**What to produce:** Each entry needs to be reproduced exactly, with none left out.

* * *

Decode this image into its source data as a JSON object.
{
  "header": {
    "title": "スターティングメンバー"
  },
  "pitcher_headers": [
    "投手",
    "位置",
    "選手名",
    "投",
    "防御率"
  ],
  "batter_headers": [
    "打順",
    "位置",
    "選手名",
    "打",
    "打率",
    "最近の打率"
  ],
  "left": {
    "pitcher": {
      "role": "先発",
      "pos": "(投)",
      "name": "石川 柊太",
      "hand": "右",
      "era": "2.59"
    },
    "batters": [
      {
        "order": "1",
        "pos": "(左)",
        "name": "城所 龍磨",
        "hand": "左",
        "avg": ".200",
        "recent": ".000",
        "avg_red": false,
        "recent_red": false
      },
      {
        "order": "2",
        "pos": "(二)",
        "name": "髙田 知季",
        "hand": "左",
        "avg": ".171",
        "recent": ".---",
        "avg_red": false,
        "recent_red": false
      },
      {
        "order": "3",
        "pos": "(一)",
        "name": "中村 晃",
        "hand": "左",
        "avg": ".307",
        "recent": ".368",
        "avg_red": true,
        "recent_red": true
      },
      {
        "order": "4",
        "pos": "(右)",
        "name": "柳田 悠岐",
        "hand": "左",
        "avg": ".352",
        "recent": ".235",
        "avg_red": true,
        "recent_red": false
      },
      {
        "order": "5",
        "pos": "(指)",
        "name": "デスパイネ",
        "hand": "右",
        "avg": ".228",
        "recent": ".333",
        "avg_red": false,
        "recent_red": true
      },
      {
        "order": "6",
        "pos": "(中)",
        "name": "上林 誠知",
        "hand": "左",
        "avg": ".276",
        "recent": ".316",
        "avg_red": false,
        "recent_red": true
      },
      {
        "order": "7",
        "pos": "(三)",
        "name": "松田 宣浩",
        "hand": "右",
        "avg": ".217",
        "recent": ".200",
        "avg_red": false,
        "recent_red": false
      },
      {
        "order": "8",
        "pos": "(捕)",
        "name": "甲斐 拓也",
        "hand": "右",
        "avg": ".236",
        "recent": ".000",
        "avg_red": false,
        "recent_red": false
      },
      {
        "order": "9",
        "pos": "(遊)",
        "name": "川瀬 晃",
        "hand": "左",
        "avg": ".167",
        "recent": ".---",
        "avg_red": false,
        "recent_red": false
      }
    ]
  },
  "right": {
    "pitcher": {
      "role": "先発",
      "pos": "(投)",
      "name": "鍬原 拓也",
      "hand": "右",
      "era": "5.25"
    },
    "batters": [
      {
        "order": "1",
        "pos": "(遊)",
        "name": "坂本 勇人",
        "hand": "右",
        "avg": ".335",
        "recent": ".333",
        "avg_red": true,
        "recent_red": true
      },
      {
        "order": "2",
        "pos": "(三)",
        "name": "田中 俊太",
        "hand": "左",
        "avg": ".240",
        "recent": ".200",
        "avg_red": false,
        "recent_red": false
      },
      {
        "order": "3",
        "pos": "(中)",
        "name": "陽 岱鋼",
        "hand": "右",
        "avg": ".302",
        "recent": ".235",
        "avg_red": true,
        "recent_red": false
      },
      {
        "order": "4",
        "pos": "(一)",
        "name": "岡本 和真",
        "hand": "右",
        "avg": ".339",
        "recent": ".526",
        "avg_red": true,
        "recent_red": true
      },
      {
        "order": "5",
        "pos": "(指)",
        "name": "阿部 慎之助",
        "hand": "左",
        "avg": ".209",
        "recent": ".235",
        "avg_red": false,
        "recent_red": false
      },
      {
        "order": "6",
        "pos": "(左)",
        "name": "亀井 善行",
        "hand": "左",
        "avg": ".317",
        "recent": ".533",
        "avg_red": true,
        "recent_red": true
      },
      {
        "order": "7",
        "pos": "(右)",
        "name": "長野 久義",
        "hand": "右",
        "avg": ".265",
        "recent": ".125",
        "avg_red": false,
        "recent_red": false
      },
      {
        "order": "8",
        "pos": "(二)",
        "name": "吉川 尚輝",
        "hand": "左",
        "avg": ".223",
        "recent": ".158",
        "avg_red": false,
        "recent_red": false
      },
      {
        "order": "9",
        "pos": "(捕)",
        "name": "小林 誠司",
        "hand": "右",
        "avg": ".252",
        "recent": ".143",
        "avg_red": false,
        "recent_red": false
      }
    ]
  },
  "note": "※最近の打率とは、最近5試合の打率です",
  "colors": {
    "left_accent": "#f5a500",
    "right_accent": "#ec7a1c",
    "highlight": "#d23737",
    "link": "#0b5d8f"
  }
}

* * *

**Answer below:**
Decode this image into its source data as a JSON object.
{
  "header": {
    "title": "スターティングメンバー"
  },
  "pitcher_headers": [
    "投手",
    "位置",
    "選手名",
    "投",
    "防御率"
  ],
  "batter_headers": [
    "打順",
    "位置",
    "選手名",
    "打",
    "打率",
    "最近の打率"
  ],
  "left": {
    "pitcher": {
      "role": "先発",
      "pos": "(投)",
      "name": "石川 柊太",
      "hand": "右",
      "era": "2.59"
    },
    "batters": [
      {
        "order": "1",
        "pos": "(左)",
        "name": "城所 龍磨",
        "hand": "左",
        "avg": ".200",
        "recent": ".000",
        "avg_red": false,
        "recent_red": false
      },
      {
        "order": "2",
        "pos": "(二)",
        "name": "髙田 知季",
        "hand": "左",
        "avg": ".171",
        "recent": ".---",
        "avg_red": false,
        "recent_red": false
      },
      {
        "order": "3",
        "pos": "(一)",
        "name": "中村 晃",
        "hand": "左",
        "avg": ".307",
        "recent": ".368",
        "avg_red": true,
        "recent_red": true
      },
      {
        "order": "4",
        "pos": "(右)",
        "name": "柳田 悠岐",
        "hand": "左",
        "avg": ".352",
        "recent": ".235",
        "avg_red": true,
        "recent_red": false
      },
      {
        "order": "5",
        "pos": "(指)",
        "name": "デスパイネ",
        "hand": "右",
        "avg": ".228",
        "recent": ".333",
        "avg_red": false,
        "recent_red": true
      },
      {
        "order": "6",
        "pos": "(中)",
        "name": "上林 誠知",
        "hand": "左",
        "avg": ".276",
        "recent": ".316",
        "avg_red": false,
        "recent_red": true
      },
      {
        "order": "7",
        "pos": "(三)",
        "name": "松田 宣浩",
        "hand": "右",
        "avg": ".217",
        "recent": ".200",
        "avg_red": false,
        "recent_red": false
      },
      {
        "order": "8",
        "pos": "(捕)",
        "name": "甲斐 拓也",
        "hand": "右",
        "avg": ".236",
        "recent": ".000",
        "avg_red": false,
        "recent_red": false
      },
      {
        "order": "9",
        "pos": "(遊)",
        "name": "川瀬 晃",
        "hand": "左",
        "avg": ".167",
        "recent": ".---",
        "avg_red": false,
        "recent_red": false
      }
    ]
  },
  "right": {
    "pitcher": {
      "role": "先発",
      "pos": "(投)",
      "name": "鍬原 拓也",
      "hand": "右",
      "era": "5.25"
    },
    "batters": [
      {
        "order": "1",
        "pos": "(遊)",
        "name": "坂本 勇人",
        "hand": "右",
        "avg": ".335",
        "recent": ".333",
        "avg_red": true,
        "recent_red": true
      },
      {
        "order": "2",
        "pos": "(三)",
        "name": "田中 俊太",
        "hand": "左",
        "avg": ".240",
        "recent": ".200",
        "avg_red": false,
        "recent_red": false
      },
      {
        "order": "3",
        "pos": "(中)",
        "name": "陽 岱鋼",
        "hand": "右",
        "avg": ".302",
        "recent": ".235",
        "avg_red": true,
        "recent_red": false
      },
      {
        "order": "4",
        "pos": "(一)",
        "name": "岡本 和真",
        "hand": "右",
        "avg": ".339",
        "recent": ".526",
        "avg_red": true,
        "recent_red": true
      },
      {
        "order": "5",
        "pos": "(指)",
        "name": "阿部 慎之助",
        "hand": "左",
        "avg": ".209",
        "recent": ".235",
        "avg_red": false,
        "recent_red": false
      },
      {
        "order": "6",
        "pos": "(左)",
        "name": "亀井 善行",
        "hand": "左",
        "avg": ".317",
        "recent": ".533",
        "avg_red": true,
        "recent_red": true
      },
      {
        "order": "7",
        "pos": "(右)",
        "name": "長野 久義",
        "hand": "右",
        "avg": ".265",
        "recent": ".125",
        "avg_red": false,
        "recent_red": false
      },
      {
        "order": "8",
        "pos": "(二)",
        "name": "吉川 尚輝",
        "hand": "左",
        "avg": ".223",
        "recent": ".158",
        "avg_red": false,
        "recent_red": false
      },
      {
        "order": "9",
        "pos": "(捕)",
        "name": "小林 誠司",
        "hand": "右",
        "avg": ".252",
        "recent": ".143",
        "avg_red": false,
        "recent_red": false
      }
    ]
  },
  "note": "※最近の打率とは、最近5試合の打率です",
  "colors": {
    "left_accent": "#f5a500",
    "right_accent": "#ec7a1c",
    "highlight": "#d23737",
    "link": "#0b5d8f"
  }
}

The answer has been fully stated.